Presenting the reasons why evolution can be viewed as a spiritual process, the book doesn’t dispel the traditions of the past or religious texts.
Instead, it projects a point of view that shows how evolution coincides with religious teachings, specifically Christian-based teachings.
I’m not a religious person, but my father used to read the Bible to me and I went to Sunday school as a little girl. Unfortunately, all I remember about that are the pretty little dresses and shiny shoes I was allowed to wear.
I guess I was never a true believer. I’m more of an agnostic, questioning everything that can’t be backed up by scientific evidence.
Dowd was the opposite. He graduated summa cum laude from Evangel University in Springfield, Mo., where he received a bachelor’s degree in biblical studies and philosophy. He also graduated from Eastern Baptist Theological Seminary (now Palmer Seminary) in Philadelphia, where he earned a Master of Divinity degree.
In the book, Dowd, who served as a minister for nine years in Ohio and Michigan, tells the reader that he did not initially believe that evolution was a universal truth.
After years of both academic and spiritual education, he found that “the epic of evolution” not only coincided with Christian teachings, but is evidence of the divine.
Despite my lack of religious convictions, I enjoyed Dowd’s take on evolution.
Personally, the theory of evolution makes sense to me with or without God in the equation, but this book offers a divine evolution that will connect with the spiritual and religious alike.
The book is divided into five parts, each one focusing on a different aspect of evolution. For those like me with no religious views, Part IV may resonate deeply.
Part IV delves into spiritual evolution, discussing humanity rather than science. This chapter reads more like a self-help book, but it also shows how readers can apply “evolutionary spirituality” in real world situations.
Perhaps the greatest aspect of this book is that it shows the reader there is meaning behind evolution and science, that it is not just a mechanistic system of events and changes.
This is not a new concept for me. Evolution seems like a miraculous system of events to me, but apparently others think it’s too meaningless to be connected to a god.
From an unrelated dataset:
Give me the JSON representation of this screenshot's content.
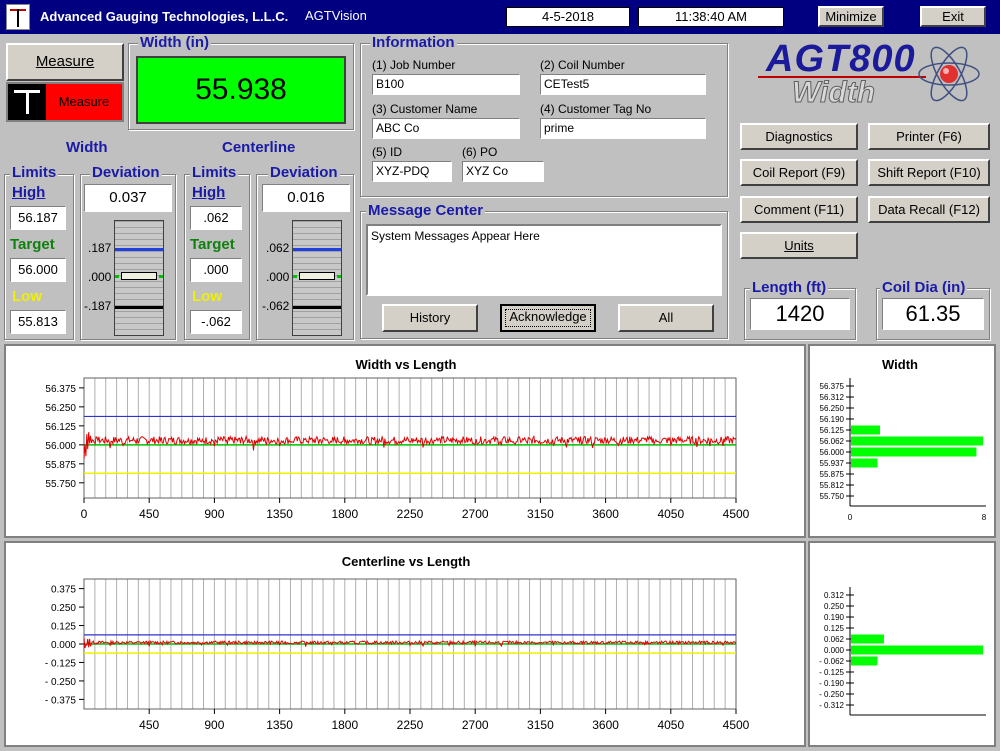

This book is much more spiritual than scientific and though it belongs in the self-help section of bookstores, it is still a good read.